▶ The task
Each line of the data below that includes the string "comma" must be copied.

========================

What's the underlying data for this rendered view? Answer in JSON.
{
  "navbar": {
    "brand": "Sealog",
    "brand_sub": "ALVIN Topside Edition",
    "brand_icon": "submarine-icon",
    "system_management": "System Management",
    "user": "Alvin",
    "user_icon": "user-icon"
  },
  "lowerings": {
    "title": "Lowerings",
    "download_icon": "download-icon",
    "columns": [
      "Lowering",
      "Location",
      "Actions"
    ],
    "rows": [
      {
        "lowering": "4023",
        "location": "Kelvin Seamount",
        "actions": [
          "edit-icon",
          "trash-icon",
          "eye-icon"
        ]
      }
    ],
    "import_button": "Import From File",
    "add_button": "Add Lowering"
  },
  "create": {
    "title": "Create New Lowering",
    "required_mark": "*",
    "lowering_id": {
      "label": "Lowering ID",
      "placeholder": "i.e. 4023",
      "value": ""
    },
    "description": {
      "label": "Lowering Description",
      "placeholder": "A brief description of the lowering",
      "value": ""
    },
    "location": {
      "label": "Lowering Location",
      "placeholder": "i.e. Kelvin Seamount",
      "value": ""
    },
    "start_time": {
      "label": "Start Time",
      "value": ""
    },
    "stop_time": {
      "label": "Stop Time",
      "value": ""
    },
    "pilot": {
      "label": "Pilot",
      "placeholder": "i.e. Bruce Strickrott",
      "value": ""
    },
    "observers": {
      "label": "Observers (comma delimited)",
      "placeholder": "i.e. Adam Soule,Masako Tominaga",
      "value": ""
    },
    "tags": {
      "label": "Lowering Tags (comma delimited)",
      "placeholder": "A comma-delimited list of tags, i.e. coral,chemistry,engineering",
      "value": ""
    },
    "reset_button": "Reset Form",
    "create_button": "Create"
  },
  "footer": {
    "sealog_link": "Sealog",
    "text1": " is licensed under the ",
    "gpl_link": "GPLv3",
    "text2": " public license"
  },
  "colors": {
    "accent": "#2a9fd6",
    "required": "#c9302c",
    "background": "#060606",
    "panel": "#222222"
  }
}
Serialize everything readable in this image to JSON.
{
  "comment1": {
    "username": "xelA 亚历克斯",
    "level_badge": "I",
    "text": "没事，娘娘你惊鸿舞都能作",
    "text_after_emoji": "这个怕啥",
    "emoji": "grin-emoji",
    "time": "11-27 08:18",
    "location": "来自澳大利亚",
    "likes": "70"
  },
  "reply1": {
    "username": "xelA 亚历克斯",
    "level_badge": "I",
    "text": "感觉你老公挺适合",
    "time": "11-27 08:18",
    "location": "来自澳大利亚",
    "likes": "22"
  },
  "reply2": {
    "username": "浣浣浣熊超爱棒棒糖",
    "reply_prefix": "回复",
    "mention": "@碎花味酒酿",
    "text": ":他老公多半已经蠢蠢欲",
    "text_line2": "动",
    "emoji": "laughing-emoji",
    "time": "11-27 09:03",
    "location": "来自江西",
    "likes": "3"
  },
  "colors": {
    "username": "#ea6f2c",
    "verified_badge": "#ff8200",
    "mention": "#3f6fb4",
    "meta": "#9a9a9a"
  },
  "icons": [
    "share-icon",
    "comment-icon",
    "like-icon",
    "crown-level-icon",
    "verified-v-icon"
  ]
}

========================

▶ Solution
      "label": "Observers (comma delimited)",
      "label": "Lowering Tags (comma delimited)",
      "placeholder": "A comma-delimited list of tags, i.e. coral,chemistry,engineering",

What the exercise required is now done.